Try it = Reading through the lines below, count those that include the string "icon"; the answer is that number and nothing else.

[[ Data listing, beginning ]]

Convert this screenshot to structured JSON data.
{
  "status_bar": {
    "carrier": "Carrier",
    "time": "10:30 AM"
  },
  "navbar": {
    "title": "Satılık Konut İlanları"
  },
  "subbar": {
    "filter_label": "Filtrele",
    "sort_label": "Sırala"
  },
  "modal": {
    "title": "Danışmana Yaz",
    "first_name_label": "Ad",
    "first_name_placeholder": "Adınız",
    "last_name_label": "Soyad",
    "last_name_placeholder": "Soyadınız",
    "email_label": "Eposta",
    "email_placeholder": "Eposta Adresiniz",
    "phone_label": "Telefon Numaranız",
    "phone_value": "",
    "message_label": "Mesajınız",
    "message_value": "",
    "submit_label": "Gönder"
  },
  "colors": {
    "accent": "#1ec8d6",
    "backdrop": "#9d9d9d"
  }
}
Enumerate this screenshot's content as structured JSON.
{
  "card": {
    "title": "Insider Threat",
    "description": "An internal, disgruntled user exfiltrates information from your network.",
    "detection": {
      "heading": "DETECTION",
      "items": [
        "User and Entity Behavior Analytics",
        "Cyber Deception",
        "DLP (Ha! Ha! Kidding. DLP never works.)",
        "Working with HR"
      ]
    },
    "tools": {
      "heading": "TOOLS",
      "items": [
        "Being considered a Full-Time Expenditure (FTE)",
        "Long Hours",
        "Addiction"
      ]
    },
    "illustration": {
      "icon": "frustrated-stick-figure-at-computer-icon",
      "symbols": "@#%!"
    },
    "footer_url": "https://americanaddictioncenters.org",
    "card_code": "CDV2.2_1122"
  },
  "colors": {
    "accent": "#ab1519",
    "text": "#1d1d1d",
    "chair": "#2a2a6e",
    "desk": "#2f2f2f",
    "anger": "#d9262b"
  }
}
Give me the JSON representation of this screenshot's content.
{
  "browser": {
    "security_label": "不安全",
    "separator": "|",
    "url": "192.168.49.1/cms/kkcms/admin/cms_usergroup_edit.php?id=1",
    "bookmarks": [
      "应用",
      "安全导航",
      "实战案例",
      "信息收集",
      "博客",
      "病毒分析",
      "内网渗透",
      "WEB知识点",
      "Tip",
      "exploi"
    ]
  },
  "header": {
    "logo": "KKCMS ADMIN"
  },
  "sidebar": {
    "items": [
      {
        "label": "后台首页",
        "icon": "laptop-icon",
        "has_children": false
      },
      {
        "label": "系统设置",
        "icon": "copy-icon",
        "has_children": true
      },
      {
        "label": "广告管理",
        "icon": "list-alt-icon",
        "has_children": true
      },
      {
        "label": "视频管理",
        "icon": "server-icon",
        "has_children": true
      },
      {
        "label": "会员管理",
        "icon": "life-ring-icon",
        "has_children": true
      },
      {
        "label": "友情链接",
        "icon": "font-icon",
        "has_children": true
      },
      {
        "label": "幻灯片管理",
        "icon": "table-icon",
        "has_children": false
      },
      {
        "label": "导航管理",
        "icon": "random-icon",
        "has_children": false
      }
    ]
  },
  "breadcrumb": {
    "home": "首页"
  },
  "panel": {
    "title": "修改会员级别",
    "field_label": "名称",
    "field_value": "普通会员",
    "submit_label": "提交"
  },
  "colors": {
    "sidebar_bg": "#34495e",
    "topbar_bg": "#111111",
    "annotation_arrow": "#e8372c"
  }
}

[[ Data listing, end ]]

Task response = 9